The Environmental Protection Agency (EPA) is targeting chrysotile asbestos. This has been connected to people becoming ill after exposure. Importation of asbestos has been reduced to this type of asbestos. Various industries use it for auto parts, cement, textiles and roofing materials. Other forms can still be imported provided the EPA is told beforehand. It has the option of denying the request to import products that have asbestos fibers.
There is ongoing debate about asbestos. Some legislators want to severely limit the use of asbestos while others express greater flexibility for its import and use.
The United States no longer produces asbestos and has not done so for two decades.
Asbestos-related illnesses can be costly in myriad ways
Many people who once worked in industries in which asbestos was widely used were completely unaware of the jeopardy they were in. For example, if a person was in the auto manufacturing industry for an extended period in the 1960s and ‘70s, they could have had a daily dose of asbestos that eventually led to serious health problems. Many people in Washington and Oregon worked in shipyards where they were regularly exposed to asbestos.
For those who were already diagnosed with asbestosis (which is non-malignant) or mesothelioma, the long-term ramifications to their health can vary. If the diagnosis is mesothelioma, there is a three-year statute of limitations to filing a claim against those responsible for the asbestos exposure.

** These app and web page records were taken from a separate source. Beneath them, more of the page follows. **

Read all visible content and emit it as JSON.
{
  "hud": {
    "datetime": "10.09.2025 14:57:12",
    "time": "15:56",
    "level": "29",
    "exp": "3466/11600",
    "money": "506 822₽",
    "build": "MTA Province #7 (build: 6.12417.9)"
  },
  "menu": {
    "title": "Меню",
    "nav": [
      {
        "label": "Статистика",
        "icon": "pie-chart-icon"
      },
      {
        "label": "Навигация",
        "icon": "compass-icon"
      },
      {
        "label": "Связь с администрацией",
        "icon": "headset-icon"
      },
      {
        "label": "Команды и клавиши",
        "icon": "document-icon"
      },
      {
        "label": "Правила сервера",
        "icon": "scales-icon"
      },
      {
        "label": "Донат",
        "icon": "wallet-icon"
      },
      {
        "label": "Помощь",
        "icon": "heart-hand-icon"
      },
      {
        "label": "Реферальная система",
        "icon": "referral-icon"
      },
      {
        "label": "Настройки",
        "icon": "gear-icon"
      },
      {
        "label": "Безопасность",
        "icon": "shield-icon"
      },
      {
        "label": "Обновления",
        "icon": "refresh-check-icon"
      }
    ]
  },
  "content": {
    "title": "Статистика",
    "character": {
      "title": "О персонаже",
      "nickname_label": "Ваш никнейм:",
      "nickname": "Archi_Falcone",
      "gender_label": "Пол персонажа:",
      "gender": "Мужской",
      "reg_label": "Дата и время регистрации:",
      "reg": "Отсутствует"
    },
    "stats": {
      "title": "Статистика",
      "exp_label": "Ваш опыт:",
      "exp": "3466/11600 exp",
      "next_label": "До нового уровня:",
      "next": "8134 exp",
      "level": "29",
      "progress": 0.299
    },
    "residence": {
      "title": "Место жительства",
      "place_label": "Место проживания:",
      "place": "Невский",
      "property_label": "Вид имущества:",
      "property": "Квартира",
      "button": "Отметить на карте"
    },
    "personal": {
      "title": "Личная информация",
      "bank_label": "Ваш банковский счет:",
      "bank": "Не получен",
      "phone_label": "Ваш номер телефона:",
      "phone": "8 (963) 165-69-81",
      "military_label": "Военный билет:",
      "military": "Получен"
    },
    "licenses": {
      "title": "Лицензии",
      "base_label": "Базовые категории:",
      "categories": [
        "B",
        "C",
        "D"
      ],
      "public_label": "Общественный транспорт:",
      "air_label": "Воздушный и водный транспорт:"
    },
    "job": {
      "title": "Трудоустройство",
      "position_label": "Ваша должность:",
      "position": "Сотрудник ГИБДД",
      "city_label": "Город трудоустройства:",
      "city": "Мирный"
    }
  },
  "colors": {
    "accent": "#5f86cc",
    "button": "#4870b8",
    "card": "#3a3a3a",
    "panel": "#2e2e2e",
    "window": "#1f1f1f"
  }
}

Blue collar workers who simply went to their job, did their duties and went home could have been getting ill without even knowing it. As they get older and face health challenges because of it, it is vital to be aware of the options. They or their concerned family members should contact experienced professionals to know if asbestos was at the root of the health issues they are experiencing and what steps they can take in the aftermath.